On top of wearing properly fitting shoes, Colberg-Ochs recommends wearing socks made of sweat-wicking material to help keep the feet dry.
You should also check your feet daily to make sure there are no wounds or sores or other trauma. If there are, skip your workout and call your podiatrist or primary care provider. If your workouts are affecting your feet, you may need to do fewer weight-bearing activities, she says. Focusing on low-impact workouts may be necessary, too.
3. Account for Any Hand Issues
Lack of circulation and neuropathy in the hands can present a challenge during certain exercises, though it's not as common as foot problems. "This is less of an issue because most activities can be done without a major focus on the hands," Colberg-Ochs says. To avoid skin callusing and tearing, you can try wearing weightlifting gloves when doing any exercises that require gripping weights.

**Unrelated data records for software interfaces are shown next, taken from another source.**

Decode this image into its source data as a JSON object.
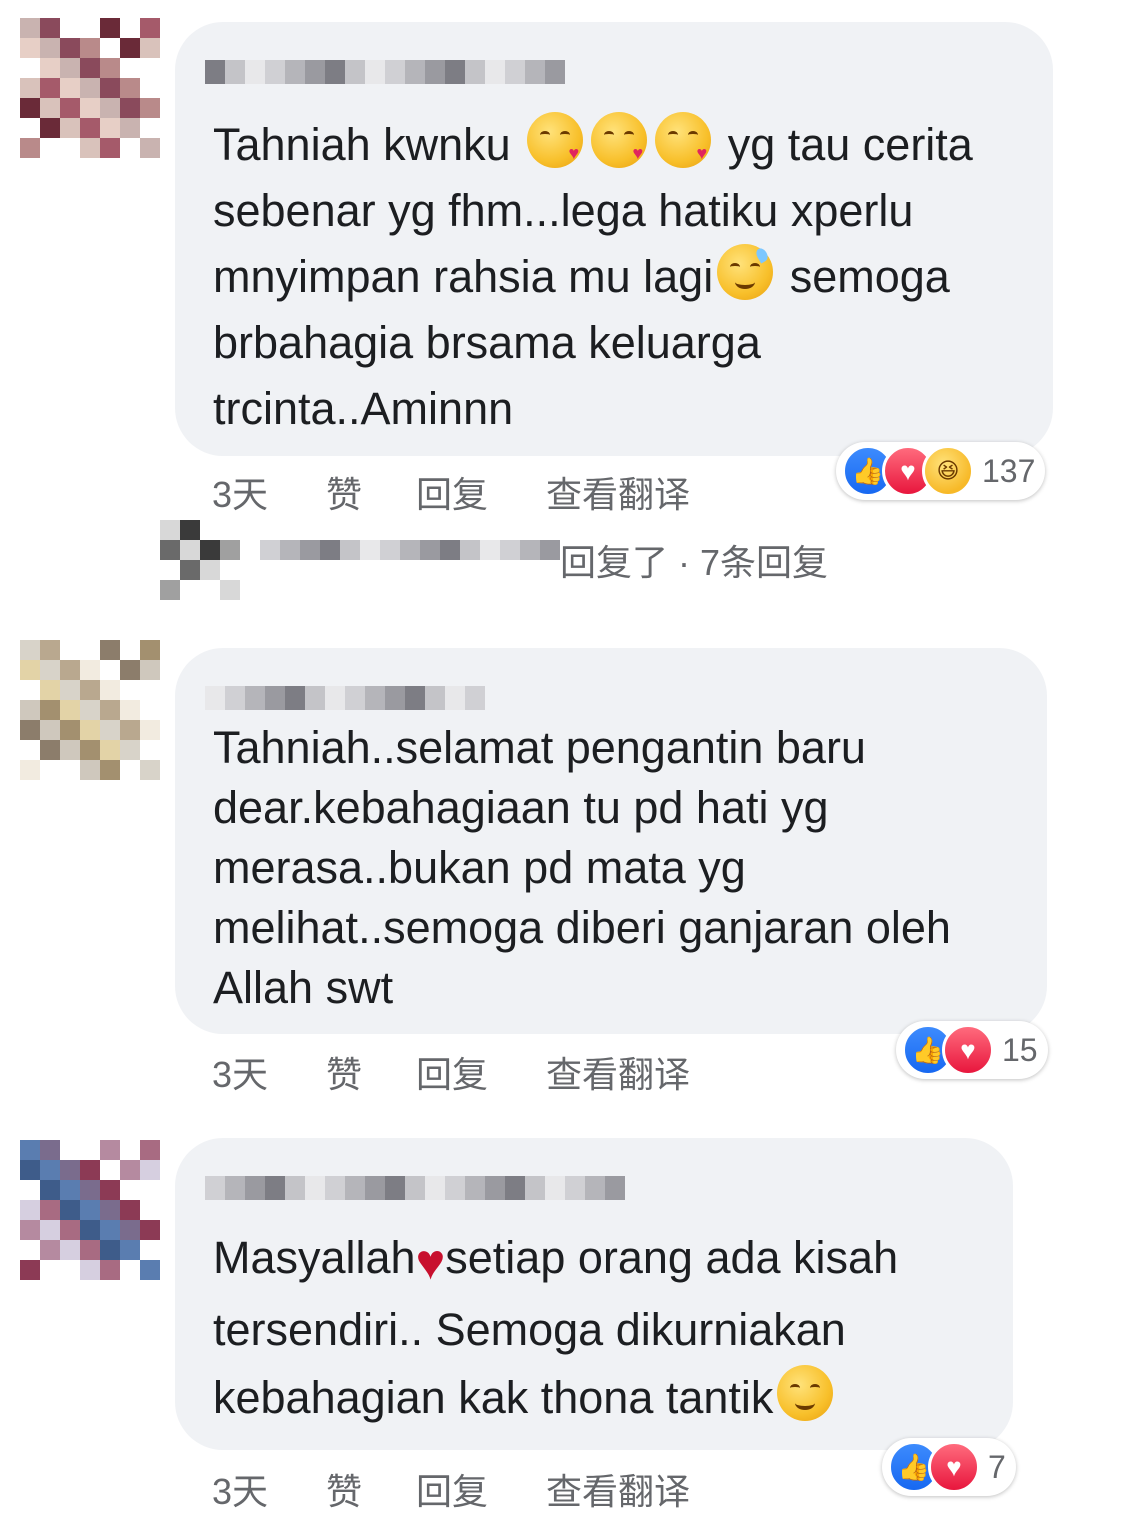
{
  "comments": [
    {
      "text_segments": [
        "Tahniah kwnku ",
        " yg tau cerita\nsebenar yg fhm...lega hatiku xperlu\nmnyimpan rahsia mu lagi",
        " semoga\nbrbahagia brsama keluarga\ntrcinta..Aminnn"
      ],
      "emoji_1": "kissing-heart-emoji",
      "emoji_2": "sweat-smile-emoji",
      "actions": {
        "time": "3天",
        "like": "赞",
        "reply": "回复",
        "translate": "查看翻译"
      },
      "reactions": [
        "like",
        "love",
        "haha"
      ],
      "reaction_count": "137"
    },
    {
      "text": "Tahniah..selamat pengantin baru\ndear.kebahagiaan tu pd hati yg\nmerasa..bukan pd mata yg\nmelihat..semoga diberi ganjaran oleh\nAllah swt",
      "actions": {
        "time": "3天",
        "like": "赞",
        "reply": "回复",
        "translate": "查看翻译"
      },
      "reactions": [
        "like",
        "love"
      ],
      "reaction_count": "15"
    },
    {
      "text_segments": [
        "Masyallah",
        "setiap orang ada kisah\ntersendiri.. Semoga dikurniakan\nkebahagian kak thona tantik"
      ],
      "emoji_heart": "red-heart-emoji",
      "emoji_smile": "smiling-emoji",
      "actions": {
        "time": "3天",
        "like": "赞",
        "reply": "回复",
        "translate": "查看翻译"
      },
      "reactions": [
        "like",
        "love"
      ],
      "reaction_count": "7"
    }
  ],
  "reply_summary": {
    "text": "回复了 · 7条回复"
  },
  "colors": {
    "bubble": "#f0f2f5",
    "text": "#1c1e21",
    "secondary": "#65676b",
    "like": "#1768f1",
    "love": "#e8163d"
  }
}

If you're concerned about your ability to grip a weight and hold it without dropping it, you should talk to your doctor and work with a fitness professional to learn how you can keep strength training safely.
4. Keep Any Other Health Conditions in Mind
It's important to also consider any other health conditions you have on top of diabetes — high blood pressure, cardiovascular disease and arthritis are all common comorbidities, and you may need to adjust your fitness routine for them. For example, you may need to keep your cardio workouts within a certain intensity level or duration of time to account for any heart-related issues, and there might be some exercises you need to avoid because of joint inflammation and pain.
Additionally, certain medications have a risk of low blood sugar, so you want to make sure you know that and know how to account for it when exercising, Dr. Ehrhardt says.
Exercising with diabetes only helps improve your health if you do it right and without hurting yourself, so you want to make sure you're looking at your entire health picture when choosing how to work out.
5. Talk to Your Doctor Before Starting Anything New
"Always important to talk to your healthcare provider if you are starting or changing your exercise," Dr. Ehrhardt says. They can tell you if there's anything you need to be cautious about, adjust your treatment if necessary and evaluate you once you've started exercising to help you decide next steps.
Generally, starting a walking routine is going to be helpful and safe for mostly everyone, Dr. Apovian says. But if you want to start to lift weights, run or do other types of high-intensity exercises with diabetes, always talk with your doctor first to make sure you're fully cleared.
Is this an emergency? If you are experiencing serious medical symptoms, please see the National Library of Medicine’s list of signs you need emergency medical attention or call 911.